Very Early Screening for Autism may be Inappropriate

Very Early Screening for Autism may be Inappropriate

Because of the growing number of articles and public service announcements about autism, more parents of young children are concerned about autism in their child.

Often when worried mothers and fathers contact me, they don’t come right out and say they think their child might be autistic, but the implication is very clear. For example, Cindy, the mother of one-year-old Joshua, said this:

“I’m worried about my son and I need advice,” Cindy said. “Joshua doesn’t have good eye contact with people and he isn’t talking yet. I’m concerned that something might be wrong with him.”

And Sid, the father of a six-month-old child, said: “My daughter doesn’t seem to have the kinds of social skills I would expect of a child her age. She doesn’t babble and she just seems to look through you when you talk to her.”

Both of these parents had heard that more and more young children are currently being diagnosed with autism and they wondered if their child was one of those children with the disorder.

A research study conducted at the University of California at Davis, and recently published in the Journal of the American Academy of Child & Adolescent Psychiatry, helps to shed light on when parents can expect symptoms of autism to show up.

Following children from birth to beyond age three, the researchers found that symptoms of autism do not show up by six months of age, but do emerge between six and 12 months. The symptoms – a lack of shared eye contact, smiling, and communicative babbling – only emerge gradually after six months. When researchers compared normally developing children with those later diagnosed with autism, there were virtually no differences at six months of age. By months 12 through 18, though, the infants who developed autism showed declines in social communication, including rapid declines in eye contact, declines in social smiling, and declines in every other measure conducted by the researchers.

So, while most children will appear similar during the first six months of life, there are declines in social skills after that for children who develop autism. The loss of skills seen in autistic children continues past 12 and 18 months and often continues well into the second and third years of life. Autism, this study points out, has a slow, gradual onset of symptoms, rather than a very abrupt loss of skills.

This research is valuable because it was meticulously conducted evaluating children at five different ages on a series of widely used diagnostic tools. In addition, the researchers recorded the exact numbers of social and communicative behaviors displayed by the children during evaluation sessions. Also, the way this longitudinal study was conducted eliminated any reliance on the memory of the parents, which has been found to be somewhat faulty in remembering what behaviors their children displayed at different ages and stages.
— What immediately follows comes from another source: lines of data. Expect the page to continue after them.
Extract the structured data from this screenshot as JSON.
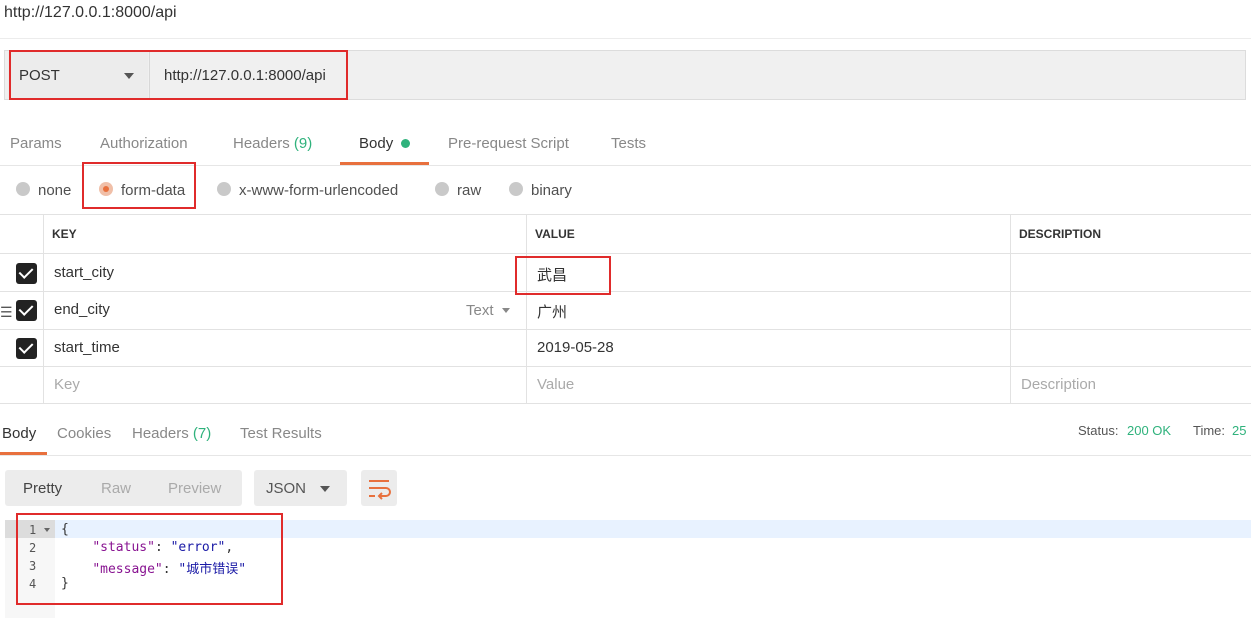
{
  "window": {
    "title": "http://127.0.0.1:8000/api"
  },
  "request": {
    "method": "POST",
    "url": "http://127.0.0.1:8000/api",
    "tabs": {
      "params": "Params",
      "authorization": "Authorization",
      "headers": "Headers",
      "headers_count": "(9)",
      "body": "Body",
      "pre_request": "Pre-request Script",
      "tests": "Tests"
    },
    "body_types": {
      "none": "none",
      "form_data": "form-data",
      "urlencoded": "x-www-form-urlencoded",
      "raw": "raw",
      "binary": "binary"
    },
    "selected_body_type": "form-data",
    "table": {
      "headers": {
        "key": "KEY",
        "value": "VALUE",
        "description": "DESCRIPTION"
      },
      "rows": [
        {
          "checked": true,
          "key": "start_city",
          "value": "武昌",
          "description": ""
        },
        {
          "checked": true,
          "key": "end_city",
          "value": "广州",
          "description": "",
          "type": "Text"
        },
        {
          "checked": true,
          "key": "start_time",
          "value": "2019-05-28",
          "description": ""
        }
      ],
      "placeholders": {
        "key": "Key",
        "value": "Value",
        "description": "Description"
      }
    }
  },
  "response": {
    "tabs": {
      "body": "Body",
      "cookies": "Cookies",
      "headers": "Headers",
      "headers_count": "(7)",
      "test_results": "Test Results"
    },
    "status_label": "Status:",
    "status_value": "200 OK",
    "time_label": "Time:",
    "time_value": "25",
    "view_modes": {
      "pretty": "Pretty",
      "raw": "Raw",
      "preview": "Preview"
    },
    "format": "JSON",
    "code": {
      "line_numbers": [
        "1",
        "2",
        "3",
        "4"
      ],
      "open_brace": "{",
      "close_brace": "}",
      "lines": [
        {
          "key": "\"status\"",
          "sep": ": ",
          "value": "\"error\"",
          "end": ","
        },
        {
          "key": "\"message\"",
          "sep": ": ",
          "value": "\"城市错误\"",
          "end": ""
        }
      ]
    }
  },
  "colors": {
    "accent": "#e8703d",
    "success": "#2fb27c",
    "highlight_box": "#e02b2b"
  }
}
The significance of this study for parents and pediatricians is that screening for autism early in the first year of life will not be successful very often as the symptoms don’t really appear until the second half of the first year. Furthermore, screenings for autism should focus on social behaviors, since these are the skills that decline. And, finally, screening should take place between 12 months and 36 months as symptom emergence is gradual during this period of growth for children.

It is estimated that about one in 100 American children are diagnosed with autism. According to the American Academy of Pediatrics, while it is known that genetics may play a strong role in autism, the exact cause is not known. The guidelines for pediatricians advocated by the American Academy of Pediatrics is that children be screened at 18 months and 24 months during well-child visits or if the parents raise a concern.

These guidelines seem very appropriate given this latest study. But, again, if you are a parent of an infant, keep in mind that very likely no symptoms of autism will be apparent before the end of the first year.